What advice do you have for the authors out there?

“Don’t worry, be happy.” I tend to apply this philosophy in every aspect of life that I can, but with writing, the most important thing is to not worry if anyone will like what you write, and write what makes you happy. I’ve seen more than a few stories just stop because of (sometimes unnecessarily) negative feedback, even though the author initially seemed very excited about what was often their first story. If you worry about others liking what you write, you’re never going to be happy with what you write even if they do like it, because then you’ll worry about what you write next turning them off to it. So don’t worry; be happy.

Were any editing mistakes harmed in the making of this story?

Rest assured that none were, because all the editing mistakes in this story were computer generated (the newspapers, by contrast, were completely real).

What keeps you laughing?

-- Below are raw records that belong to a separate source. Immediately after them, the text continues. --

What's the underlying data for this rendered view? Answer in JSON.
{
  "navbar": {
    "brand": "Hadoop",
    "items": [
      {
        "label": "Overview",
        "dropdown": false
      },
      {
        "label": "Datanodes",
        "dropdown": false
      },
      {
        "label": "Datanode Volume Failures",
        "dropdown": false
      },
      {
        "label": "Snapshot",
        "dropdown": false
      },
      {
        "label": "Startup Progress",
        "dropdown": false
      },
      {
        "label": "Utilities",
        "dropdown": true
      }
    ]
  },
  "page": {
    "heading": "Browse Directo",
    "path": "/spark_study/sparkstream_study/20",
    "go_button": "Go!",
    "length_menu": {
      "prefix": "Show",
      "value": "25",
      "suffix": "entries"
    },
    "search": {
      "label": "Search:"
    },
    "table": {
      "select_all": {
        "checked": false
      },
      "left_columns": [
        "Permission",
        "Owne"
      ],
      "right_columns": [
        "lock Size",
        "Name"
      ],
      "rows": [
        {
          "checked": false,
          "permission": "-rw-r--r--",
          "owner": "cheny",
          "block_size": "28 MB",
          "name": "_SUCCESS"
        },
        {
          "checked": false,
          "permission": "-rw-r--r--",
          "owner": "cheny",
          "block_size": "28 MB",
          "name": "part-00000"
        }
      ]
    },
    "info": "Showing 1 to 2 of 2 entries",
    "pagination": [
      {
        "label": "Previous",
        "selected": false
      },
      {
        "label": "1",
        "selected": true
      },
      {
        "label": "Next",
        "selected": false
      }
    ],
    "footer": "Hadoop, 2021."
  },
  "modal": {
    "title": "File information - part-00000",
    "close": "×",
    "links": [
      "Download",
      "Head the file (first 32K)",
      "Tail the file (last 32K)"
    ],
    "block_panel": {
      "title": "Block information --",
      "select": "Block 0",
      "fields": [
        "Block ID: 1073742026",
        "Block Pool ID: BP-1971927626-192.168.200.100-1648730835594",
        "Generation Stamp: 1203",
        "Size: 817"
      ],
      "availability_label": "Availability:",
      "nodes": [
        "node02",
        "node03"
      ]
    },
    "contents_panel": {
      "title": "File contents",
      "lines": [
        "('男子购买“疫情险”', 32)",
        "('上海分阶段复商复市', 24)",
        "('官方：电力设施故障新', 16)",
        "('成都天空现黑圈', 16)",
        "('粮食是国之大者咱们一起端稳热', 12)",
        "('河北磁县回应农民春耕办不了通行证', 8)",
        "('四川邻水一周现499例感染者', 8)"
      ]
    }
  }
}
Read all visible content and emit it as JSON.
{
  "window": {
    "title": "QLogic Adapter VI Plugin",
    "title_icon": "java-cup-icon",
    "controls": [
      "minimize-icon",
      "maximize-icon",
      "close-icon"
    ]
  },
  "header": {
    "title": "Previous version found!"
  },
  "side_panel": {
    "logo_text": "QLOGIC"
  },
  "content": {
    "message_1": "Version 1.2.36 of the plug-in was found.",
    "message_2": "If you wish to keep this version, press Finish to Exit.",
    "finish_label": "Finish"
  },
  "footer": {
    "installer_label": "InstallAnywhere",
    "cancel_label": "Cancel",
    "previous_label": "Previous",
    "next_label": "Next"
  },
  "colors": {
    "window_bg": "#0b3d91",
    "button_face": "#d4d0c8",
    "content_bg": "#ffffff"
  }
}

Absurdity is a sure-fire way to keep laughing. Whether it’s a movie, a story I find on FiMFiction or even something I read in the paper, I delight in the absurd; the more, the better. Especially if I read it in the paper, because if something so ridiculous is happening somewhere else, then how bad can I really be doing?

Do you have any tips for writing random stories without going overboard on the randomness?

Keep your focus narrowed, at least at the start. Random stories give you the opportunity to explore ideas — plots, characterizations, settings, hats, surgeries, exciting underwear — that wouldn’t normally fly, but if you introduce too many too quickly, they blend together and won’t be memorable. You have a finite number of words to grab someone’s attention with, and it’s much easier to do that with a few, well-developed goodies than it is with a dozen half-baked bads: Better they remember everything about one gag they really liked, than remember nothing about a dozen gags except how much they didn’t like any of them. People, in general, also prefer to remember things that make them smile over things that don’t, so as long as you have one good joke it will almost always make up for the ones that fall flat.

Had any unicorn ever come as close to destroying the world as Twilight?

Starswirl the Bearded actually did manage to destroy it, but fortunately was able to put the whole thing back together before anyone noticed, possibly due to an editing mistake (seems like kind of a big mistake to make, but what do I know?). There was some confusion over the dire lion and giant eagle, however, which is why we see neither of those but have manticores and griffons instead (editor’s note: this is untrue).

Is there anything else you’d like to add?

Don’t worry, be happy. I can’t stress how important this is, even when it’s hard to do either of them. If you can’t be happy, at the very least, don’t worry. If you can’t be happy, things might not seem great, but if you worry, things always seem worse than they actually are: If you aren’t happy, you may not like what you write, but if you don’t worry, at least you won’t hate what you write, and in my opinion that’s more important.

You can read Anypony for Doomsday? at FIMFiction.net. Read more interviews right here at the Royal Canterlot Library, or suggest stories for us to feature at our Fimfiction group.